A valiant attempt to recreated a historic photo by M. Heavisides. These natural rock formations were a major tourist attraction in Victorian times but are now largely forgotten.
The horseshoe shaped archway carries the words Upsall Town and is dated 1859.
It is very similar in design to Turton Cottages in Roxby which are dated a year earlier in 1858, another estate owned by the Turton family.
John Turton was a physician to ‘mad’ George III, who died without children, the estate passed to the youngest son of Rev William Peters (chaplain to the Prince Regent) who assumed the Turton name and coat of arms.
This tiny village school in Over Silton carries an inscription that dates it 1844
The school house was built in 1844 by Sir George Wombwell, 3rd Baronet. After his death in 1855, his son Sir George Orby Wombwell, 4th Baronet (a survivor of the Charge of the Light Brigade) sold the Over Silton Estate.
Thompson’s in Osmotherley, began trading in 1786 and passed through six generation of the family.
Grace Thompson ran the shop alone and was still delivering newspapers aged 75 , she retired in 2004 and passed away in 2014.
A strict condition of the sale means any new owner has to run the building with all its original fittings as a shop, but unfortunately it still appears to be stood empty in 2022.
Pinfolds were designed to hold stray animals until their owners paid a fine for their release.
They would have been a feature of all medieval villages, although this one dates from the 18th century.
Restoration work was done in 2011
The wonderful doorway arch shaped like horseshoe can only be a Blacksmiths, built in 1858 as the inscription tells us and still used for that purpose into the 1960’s
John Turton was a physician to ‘mad’ George III, he bought the manor of Roxby but died in without children, the estate passed to the youngest son of Rev William Peters (chaplain to the Prince Regent) who assumed the Turton name and coat of arms.
This wall-box in Wilton village has been in use for at least 120 years as it carries a “VR” Royal Cypher
VR â€“ Queen Victoria (1853-1901)
ER VII â€“ Edward VII (1901-1910)
GR â€“ George V (1910-1936)
ER VIII â€“ Edward VIII (20 January 1936 â€“ 11 December 1936)
GR VI â€“ George VI (1936-1952)
ER II â€“ Elizabeth II 1952-present)
It was made by W.T. Allen & Co, who stated production in 1886, so it can only date from 1886-1901

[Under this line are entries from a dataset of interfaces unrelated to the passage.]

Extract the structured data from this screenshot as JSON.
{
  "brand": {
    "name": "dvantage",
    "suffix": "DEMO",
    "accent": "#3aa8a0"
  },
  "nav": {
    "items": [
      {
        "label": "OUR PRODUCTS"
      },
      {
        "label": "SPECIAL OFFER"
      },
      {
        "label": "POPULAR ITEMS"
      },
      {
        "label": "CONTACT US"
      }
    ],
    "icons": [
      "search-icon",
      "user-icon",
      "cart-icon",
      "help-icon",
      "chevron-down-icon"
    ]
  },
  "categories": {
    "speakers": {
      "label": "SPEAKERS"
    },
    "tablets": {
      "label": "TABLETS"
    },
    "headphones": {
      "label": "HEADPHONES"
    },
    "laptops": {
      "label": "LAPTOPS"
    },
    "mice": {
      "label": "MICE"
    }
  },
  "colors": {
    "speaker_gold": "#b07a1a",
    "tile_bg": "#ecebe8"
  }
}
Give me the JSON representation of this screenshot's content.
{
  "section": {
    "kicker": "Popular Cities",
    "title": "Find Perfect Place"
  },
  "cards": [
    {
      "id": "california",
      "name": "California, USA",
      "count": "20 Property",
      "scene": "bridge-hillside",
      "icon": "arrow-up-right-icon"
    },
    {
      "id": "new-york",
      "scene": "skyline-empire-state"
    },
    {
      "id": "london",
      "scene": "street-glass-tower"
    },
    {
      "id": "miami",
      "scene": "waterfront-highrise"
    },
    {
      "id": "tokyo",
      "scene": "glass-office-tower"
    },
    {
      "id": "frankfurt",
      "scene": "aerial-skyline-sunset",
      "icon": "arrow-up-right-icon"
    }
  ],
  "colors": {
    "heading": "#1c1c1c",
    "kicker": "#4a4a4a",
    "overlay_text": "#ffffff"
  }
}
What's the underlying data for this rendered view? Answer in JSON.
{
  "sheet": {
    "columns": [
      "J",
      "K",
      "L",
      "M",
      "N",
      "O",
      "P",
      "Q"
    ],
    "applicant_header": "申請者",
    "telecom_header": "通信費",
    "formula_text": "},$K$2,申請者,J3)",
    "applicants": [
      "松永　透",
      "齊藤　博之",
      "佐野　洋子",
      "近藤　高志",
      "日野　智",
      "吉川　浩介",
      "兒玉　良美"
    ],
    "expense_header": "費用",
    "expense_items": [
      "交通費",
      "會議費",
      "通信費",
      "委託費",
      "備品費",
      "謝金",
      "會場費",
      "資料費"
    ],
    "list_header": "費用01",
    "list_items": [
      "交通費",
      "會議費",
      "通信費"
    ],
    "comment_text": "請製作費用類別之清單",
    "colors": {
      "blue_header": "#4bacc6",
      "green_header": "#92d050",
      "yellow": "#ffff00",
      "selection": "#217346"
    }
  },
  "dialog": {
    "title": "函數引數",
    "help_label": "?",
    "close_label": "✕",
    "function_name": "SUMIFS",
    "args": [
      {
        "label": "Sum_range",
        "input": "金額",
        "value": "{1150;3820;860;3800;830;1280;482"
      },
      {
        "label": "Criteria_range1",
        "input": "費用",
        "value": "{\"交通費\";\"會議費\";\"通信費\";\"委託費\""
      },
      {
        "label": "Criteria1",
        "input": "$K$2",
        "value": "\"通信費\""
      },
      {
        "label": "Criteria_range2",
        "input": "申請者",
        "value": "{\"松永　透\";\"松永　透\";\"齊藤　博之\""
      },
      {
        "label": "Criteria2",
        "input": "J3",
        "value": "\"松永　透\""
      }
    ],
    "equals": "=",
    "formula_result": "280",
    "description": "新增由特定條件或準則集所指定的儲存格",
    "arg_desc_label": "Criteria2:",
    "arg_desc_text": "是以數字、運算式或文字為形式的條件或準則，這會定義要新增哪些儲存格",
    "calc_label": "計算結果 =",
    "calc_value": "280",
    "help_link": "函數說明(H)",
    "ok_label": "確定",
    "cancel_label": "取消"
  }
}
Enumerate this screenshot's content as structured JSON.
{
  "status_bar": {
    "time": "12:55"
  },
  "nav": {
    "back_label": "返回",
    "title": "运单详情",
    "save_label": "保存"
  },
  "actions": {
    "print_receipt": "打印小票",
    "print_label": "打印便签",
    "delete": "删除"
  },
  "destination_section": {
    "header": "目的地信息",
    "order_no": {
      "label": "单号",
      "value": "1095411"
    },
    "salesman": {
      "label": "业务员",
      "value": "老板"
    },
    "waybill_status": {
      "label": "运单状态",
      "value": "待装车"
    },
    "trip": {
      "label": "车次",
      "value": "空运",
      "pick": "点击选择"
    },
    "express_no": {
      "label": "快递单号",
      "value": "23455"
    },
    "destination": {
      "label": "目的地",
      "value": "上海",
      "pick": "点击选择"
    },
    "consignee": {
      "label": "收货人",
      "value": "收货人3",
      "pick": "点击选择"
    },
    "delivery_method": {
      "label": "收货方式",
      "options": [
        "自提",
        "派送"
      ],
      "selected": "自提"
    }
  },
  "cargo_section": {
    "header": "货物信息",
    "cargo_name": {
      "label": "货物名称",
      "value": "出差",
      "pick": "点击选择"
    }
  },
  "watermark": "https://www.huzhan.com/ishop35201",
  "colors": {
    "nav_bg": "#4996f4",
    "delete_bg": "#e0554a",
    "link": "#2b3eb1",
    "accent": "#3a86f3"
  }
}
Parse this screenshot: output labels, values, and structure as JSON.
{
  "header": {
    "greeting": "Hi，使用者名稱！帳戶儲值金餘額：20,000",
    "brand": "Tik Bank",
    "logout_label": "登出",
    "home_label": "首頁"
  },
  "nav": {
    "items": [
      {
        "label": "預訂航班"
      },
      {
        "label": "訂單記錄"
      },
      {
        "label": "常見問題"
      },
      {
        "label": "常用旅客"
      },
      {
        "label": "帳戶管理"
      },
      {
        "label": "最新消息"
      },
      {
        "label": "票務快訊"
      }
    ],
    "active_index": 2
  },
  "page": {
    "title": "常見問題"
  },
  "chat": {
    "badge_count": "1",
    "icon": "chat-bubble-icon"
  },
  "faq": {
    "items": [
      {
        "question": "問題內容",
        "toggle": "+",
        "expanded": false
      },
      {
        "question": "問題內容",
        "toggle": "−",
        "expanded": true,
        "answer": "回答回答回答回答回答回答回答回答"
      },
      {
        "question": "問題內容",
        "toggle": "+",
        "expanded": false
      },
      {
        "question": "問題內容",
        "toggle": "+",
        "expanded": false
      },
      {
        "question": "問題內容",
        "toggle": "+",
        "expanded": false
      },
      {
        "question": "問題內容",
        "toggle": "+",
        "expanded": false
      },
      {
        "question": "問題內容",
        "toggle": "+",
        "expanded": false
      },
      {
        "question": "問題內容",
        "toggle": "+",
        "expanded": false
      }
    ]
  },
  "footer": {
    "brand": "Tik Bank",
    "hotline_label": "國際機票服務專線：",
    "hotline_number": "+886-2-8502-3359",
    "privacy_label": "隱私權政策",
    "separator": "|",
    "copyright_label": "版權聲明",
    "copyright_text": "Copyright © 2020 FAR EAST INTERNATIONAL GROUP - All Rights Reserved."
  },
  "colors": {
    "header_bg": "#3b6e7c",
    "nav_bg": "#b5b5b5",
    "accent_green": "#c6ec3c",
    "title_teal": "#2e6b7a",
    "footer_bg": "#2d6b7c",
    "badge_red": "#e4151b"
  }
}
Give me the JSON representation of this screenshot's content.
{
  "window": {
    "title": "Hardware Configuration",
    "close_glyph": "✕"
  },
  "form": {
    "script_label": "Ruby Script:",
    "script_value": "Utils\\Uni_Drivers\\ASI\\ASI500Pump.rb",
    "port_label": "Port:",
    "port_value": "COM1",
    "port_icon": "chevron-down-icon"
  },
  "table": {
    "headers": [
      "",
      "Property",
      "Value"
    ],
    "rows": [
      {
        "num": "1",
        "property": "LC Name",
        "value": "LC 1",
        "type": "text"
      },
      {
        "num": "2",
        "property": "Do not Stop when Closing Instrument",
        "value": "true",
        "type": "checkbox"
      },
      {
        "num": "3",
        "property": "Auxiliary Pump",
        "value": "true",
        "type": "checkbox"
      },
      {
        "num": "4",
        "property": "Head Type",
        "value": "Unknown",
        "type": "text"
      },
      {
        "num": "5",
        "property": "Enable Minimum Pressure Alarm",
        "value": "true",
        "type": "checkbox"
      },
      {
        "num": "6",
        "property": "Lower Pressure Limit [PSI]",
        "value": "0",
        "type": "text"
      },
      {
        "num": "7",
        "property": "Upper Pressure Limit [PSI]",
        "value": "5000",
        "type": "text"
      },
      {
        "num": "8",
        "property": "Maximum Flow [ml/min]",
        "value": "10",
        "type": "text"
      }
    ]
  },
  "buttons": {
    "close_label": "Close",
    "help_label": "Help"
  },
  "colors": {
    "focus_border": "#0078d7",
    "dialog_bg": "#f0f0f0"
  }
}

By the roadside at Thornhill Farm, between Commondale and Castleton are a number of roadside gravestones.
The farmer has been erecting memorials to his old dogs with the older stones now being eroded away.
Some of the more modern names are still visible such as Cindy, Raz Pup and Ely
The Kent Gate dates from between 1730 and 1760, it is named for being in the style of William Kent, a landscape architect and furniture designer of the early 18th century.
It was moved to its current location in 1893 and restored by the Stokesley Society in 2001
The Packhorse bridge in Stokesley is a Grade II listed building, dating from the 17th century.
It crosses the River Leven and would have been a route connecting Durham to Helmsley and York.
Interestingly this old postcard calls it “Taylersons Bridge”
Trev Teasdel solved the problem :-Â If you look in the intro Daphne Franks pamphlet called Printing and Publishing in Stokesley, published 1986 by Stokesley Local History Group, she says in the parish register of 1759, Nicholas Taylerson’s occupation was given as ‘Printer’ at the time of his marriage to Miss Amelia Clarke in 1793. he was a member of a well known family of merchants in the town who gave their name previously to the Pack Horse Bridge. Also if you walk along the river towards the watermill, there’s a a cobbled path -or old road on the left which I think may have been the old road to Helmsley.